"Hitler's rise and conquest of Europe did not come as a surprise... We must not repeat the same mistake by reducing our preparedness, accepting the notion that we are one of many or ceding global leadership to others," Cantor said during a speech at the Virginia Military Institute.
"We mustn’t let ourselves be lulled into complacency again or forget the lessons of history," he added.
"American foreign policy should not be guided by hollow rhetoric, unwise or moveable timelines, and unenforced red lines," Cantor asserted. "Instead, it should be driven by clear principles: protect the homeland, defend our allies, and advance freedom, democracy and human rights abroad, while maintaining a military superiority that cannot be matched."
Cantor cautioned against Iran's "evil and hateful ideologies," saying “I can imagine few more destabilizing moments in world history than Iran on the threshold of being a nuclear power."
If given the opportunity, Cantor cautioned, "Iran’s leaders would make good on their call to wipe Israel off the map, and armed with nuclear weapons would be a threat to all within range of their missiles, which someday soon may include our own shores."
"An America that leads is an America that must work to restore the badly eroded international pressure on Tehran," he said. "We should lay the groundwork now for additional sanctions in the event Iran violates the terms of the interim agreement."
Cantor also talked about the delegation he led to the Auschwitz and Birkenau extermination camps.
"As an American and a Jew, I was struck by a torrent of emotions filled with horror, pride, and regret," he said.
"Horror at the scale of the camps, at the industrialization of human slaughter. These death camps are places of pure evil, cauldrons of hatred that even today shock the conscience at how brutal human beings can become when left unchecked," Cantor continued. "Pride in America’s role in liberating Europe from Nazism and ending the Holocaust."

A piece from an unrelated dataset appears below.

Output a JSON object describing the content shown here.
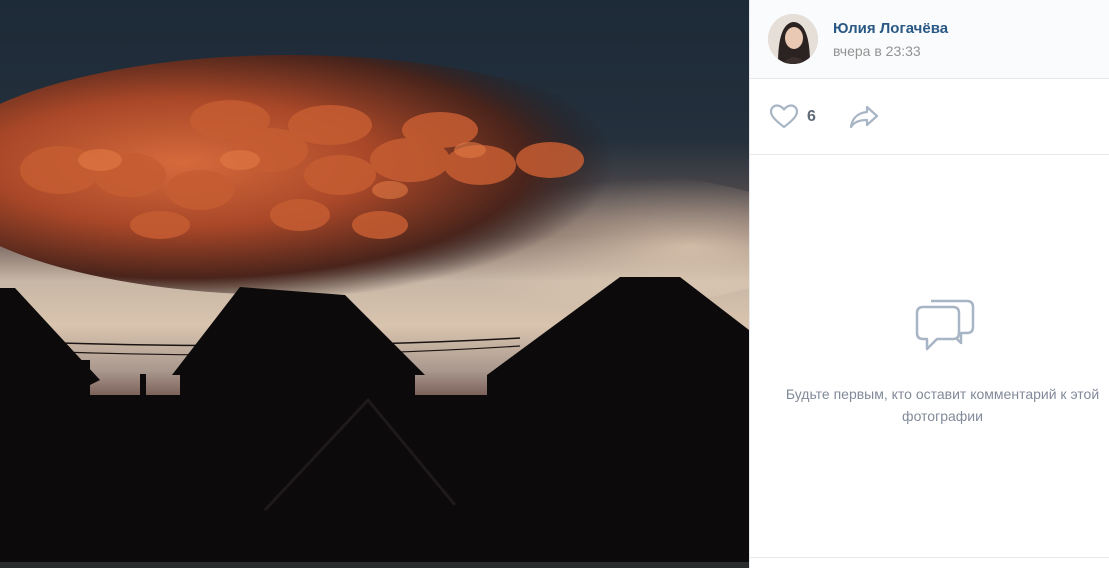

“And, standing there as the frigid wind swept through the eerily quiet ruins of the camp, I could not help but regret that American action in World War II came too late to save countless millions of innocent lives," he added.